What you can expect in a typical CBT session

CBT believes in “socializing” a client to therapy since many clients come to therapy thinking they are there to just “talk”. CBT therapists will help the person see in the very first session that therapy will involve “work” which includes setting an agenda for the session, summarize discussions of important problems, provide feedback, remember session content, and consistently do daily homework. In the first session the therapist will usually administer a brief screening tool such as the BDI (Beck’s Depression Inventory). Your therapist needs to assess if you meet the current diagnostic criteria for any mental illness and therefore assessments are an important part of CBT sessions.

The therapist will then check your activity and daily schedule. Most people with mental health issues spend their day cramming in too much or doing too little activity. CBT therapists will help you to monitor your daily schedule using a chart as below.
(A=Accomplishment. P=Pleasure)

Worksheet reprinted with permission of Judith S. Beck, Ph.D., © 1993. From Cognitive Therapy: Basics and Beyond, (1995), Guilford Press.

In the next session (usually a week later) your therapist will evaluate this schedule and together you will draw certain conclusions. Eg:

  • Watching too much T.V.
  • No physical exercise
  • Few pleasurable activities

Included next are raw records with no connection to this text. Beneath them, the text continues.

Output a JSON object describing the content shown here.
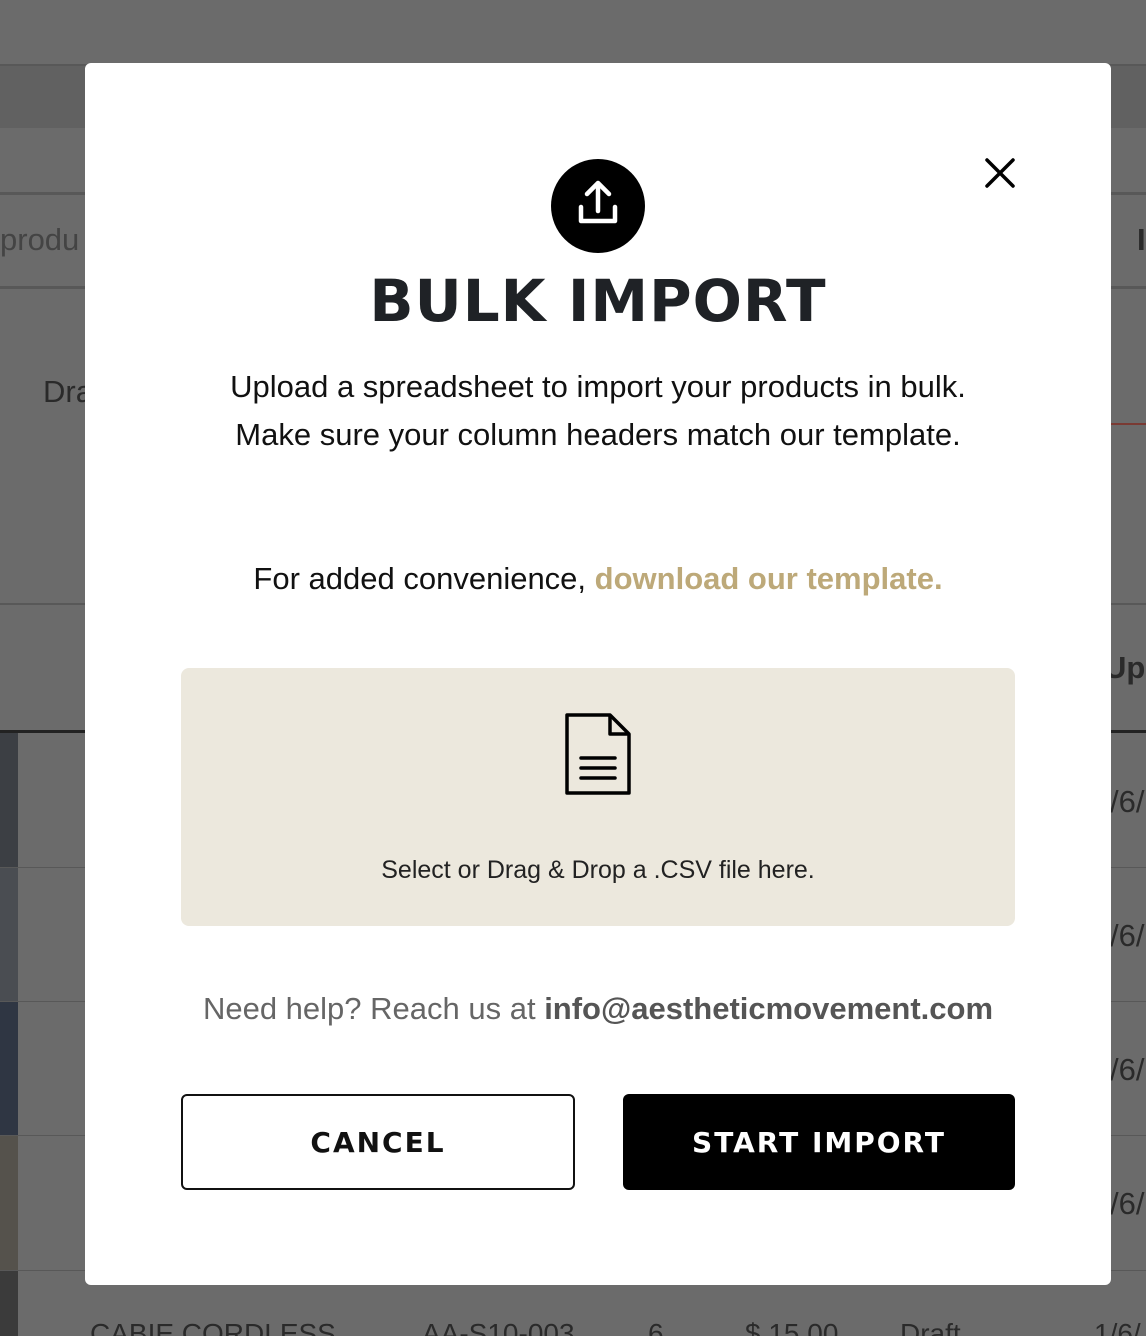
{
  "background": {
    "search_placeholder": "produ",
    "drag_label": "Dra",
    "column_header_partial": "I",
    "updated_header_partial": "Upd",
    "row_dates": [
      "/6/",
      "/6/",
      "/6/",
      "/6/"
    ],
    "last_row": {
      "name": "CABIE CORDLESS",
      "sku": "AA-S10-003",
      "qty": "6",
      "price": "$ 15.00",
      "status": "Draft",
      "date": "1/6/"
    }
  },
  "modal": {
    "title": "BULK IMPORT",
    "description_line1": "Upload a spreadsheet to import your products in bulk.",
    "description_line2": "Make sure your column headers match our template.",
    "convenience_prefix": "For added convenience, ",
    "template_link": "download our template.",
    "dropzone_text": "Select or Drag & Drop a .CSV file here.",
    "help_prefix": "Need help? Reach us at ",
    "help_email": "info@aestheticmovement.com",
    "cancel_label": "CANCEL",
    "start_label": "START IMPORT"
  },
  "icons": {
    "close": "close-icon",
    "upload": "upload-icon",
    "file": "file-icon"
  },
  "colors": {
    "overlay": "#6b6b6b",
    "link": "#bda979",
    "dropzone": "#ece8dd",
    "primary": "#000000"
  }
}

You will then discuss with your therapist to add activities that can give you a higher sense of pleasure and accomplishment.

  • Walking at least 10 min a day in sunlight
  • Meeting friend on Saturday
  • Reading a novel by favourite author
  • Completing blog article on business stress

Maintaining the activity log, then discussing activities and finally completing those activities is easier said than done. Negative thinking is the biggest challenge that a person with depression needs to work with. So now your therapist will introduce to you the concept of monitoring your thoughts… a concept called Cognitive Restructuring based on the Cognitive model. The cognitive model suggests that how we perceive a situation influences our emotional, behavioral (and often physiological) reactions. Our perceptions are often distorted when we are distressed. In therapy, you will learn to identify and evaluate “automatic thoughts” (spontaneously occurring verbal or imaginal cognitions), and to correct your thinking so that it more closely resembles reality. Evaluating Automatic thoughts usually decreases emotional upsetness and increases the likelihood of behaving more functionally.

Once you start monitoring and evaluating your thoughts, slowly you will see your mood improve. In a few weeks, you may see significant improvement in your mood. You may start feeling like you earlier self and return to many of the activities you had stopped doing.

You will also use the above thought record sheet and other tools to start modifying your more persistent and underlying core beliefs (the “root” of your depressed thinking). Eg: (“I am worthless, unlovable, failure”). Your therapist may also ask you if you would like more comprehensive treatment which involves working on adverse childhood experiences using a form of therapy called EMDR (Eye Movement Desensitization and Reprocessing).